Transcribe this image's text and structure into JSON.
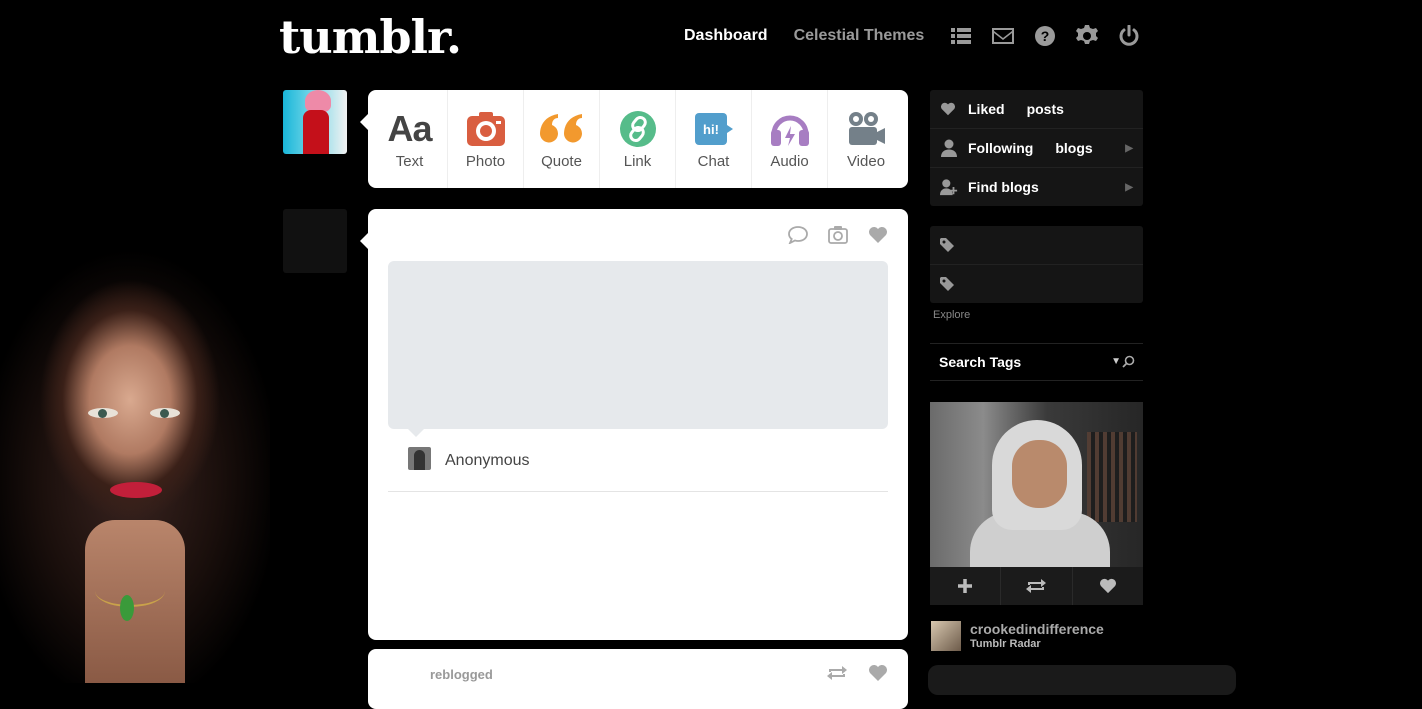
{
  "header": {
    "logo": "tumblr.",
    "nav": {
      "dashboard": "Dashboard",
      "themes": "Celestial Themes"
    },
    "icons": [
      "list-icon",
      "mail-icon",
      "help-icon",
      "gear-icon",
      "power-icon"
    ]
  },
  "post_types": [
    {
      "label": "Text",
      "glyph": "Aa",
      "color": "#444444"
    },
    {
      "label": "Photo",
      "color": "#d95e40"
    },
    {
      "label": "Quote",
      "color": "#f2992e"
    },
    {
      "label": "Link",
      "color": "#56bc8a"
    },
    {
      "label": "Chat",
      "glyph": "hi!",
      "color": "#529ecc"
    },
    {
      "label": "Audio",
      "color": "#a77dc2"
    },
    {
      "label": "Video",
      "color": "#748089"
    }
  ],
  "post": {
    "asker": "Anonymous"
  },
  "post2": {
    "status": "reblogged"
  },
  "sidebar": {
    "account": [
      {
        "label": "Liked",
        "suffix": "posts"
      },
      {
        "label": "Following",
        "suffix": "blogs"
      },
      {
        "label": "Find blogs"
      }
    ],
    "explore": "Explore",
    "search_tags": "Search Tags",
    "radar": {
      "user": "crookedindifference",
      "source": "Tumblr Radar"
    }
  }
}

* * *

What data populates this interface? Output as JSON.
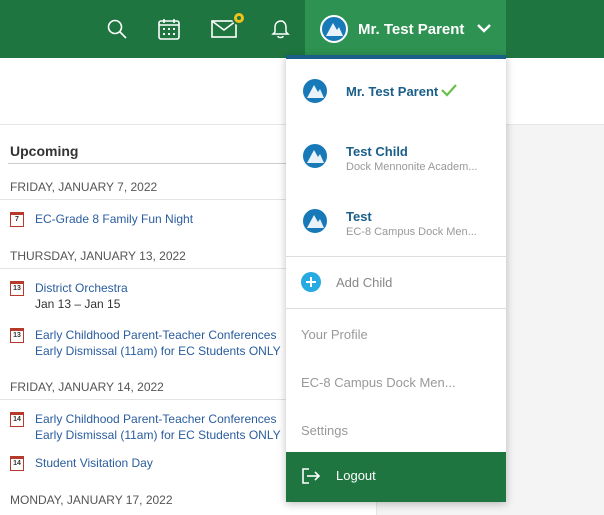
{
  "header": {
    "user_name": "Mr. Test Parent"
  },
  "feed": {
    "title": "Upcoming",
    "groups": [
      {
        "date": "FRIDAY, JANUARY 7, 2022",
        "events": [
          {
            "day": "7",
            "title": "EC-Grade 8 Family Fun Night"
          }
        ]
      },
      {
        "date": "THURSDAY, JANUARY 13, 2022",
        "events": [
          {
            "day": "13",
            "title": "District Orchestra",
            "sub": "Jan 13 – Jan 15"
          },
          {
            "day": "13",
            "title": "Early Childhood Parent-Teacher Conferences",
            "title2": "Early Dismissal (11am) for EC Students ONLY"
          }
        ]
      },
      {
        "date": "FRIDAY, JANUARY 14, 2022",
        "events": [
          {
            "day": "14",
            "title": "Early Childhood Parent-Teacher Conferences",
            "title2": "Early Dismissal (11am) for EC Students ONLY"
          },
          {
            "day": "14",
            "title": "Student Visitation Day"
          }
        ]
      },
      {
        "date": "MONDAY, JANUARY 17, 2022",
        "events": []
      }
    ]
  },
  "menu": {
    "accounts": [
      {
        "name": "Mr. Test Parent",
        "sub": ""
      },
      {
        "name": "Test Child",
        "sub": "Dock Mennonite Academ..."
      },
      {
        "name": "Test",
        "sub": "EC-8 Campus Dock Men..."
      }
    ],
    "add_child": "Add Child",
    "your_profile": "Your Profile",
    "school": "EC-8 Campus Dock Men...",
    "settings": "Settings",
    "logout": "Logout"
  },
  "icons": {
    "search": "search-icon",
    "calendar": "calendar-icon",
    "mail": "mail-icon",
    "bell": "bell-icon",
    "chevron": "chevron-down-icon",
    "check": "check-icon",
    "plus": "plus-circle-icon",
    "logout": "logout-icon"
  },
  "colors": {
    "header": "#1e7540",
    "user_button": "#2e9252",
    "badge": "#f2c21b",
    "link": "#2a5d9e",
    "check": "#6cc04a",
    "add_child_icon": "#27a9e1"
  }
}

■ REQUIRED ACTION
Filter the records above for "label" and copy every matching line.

■ SOLUTION FOR THIS PROBLEM
      "label": "Text",
      "label": "Photo",
      "label": "Quote",
      "label": "Link",
      "label": "Chat",
      "label": "Audio",
      "label": "Video",
        "label": "Liked",
        "label": "Following",
        "label": "Find blogs"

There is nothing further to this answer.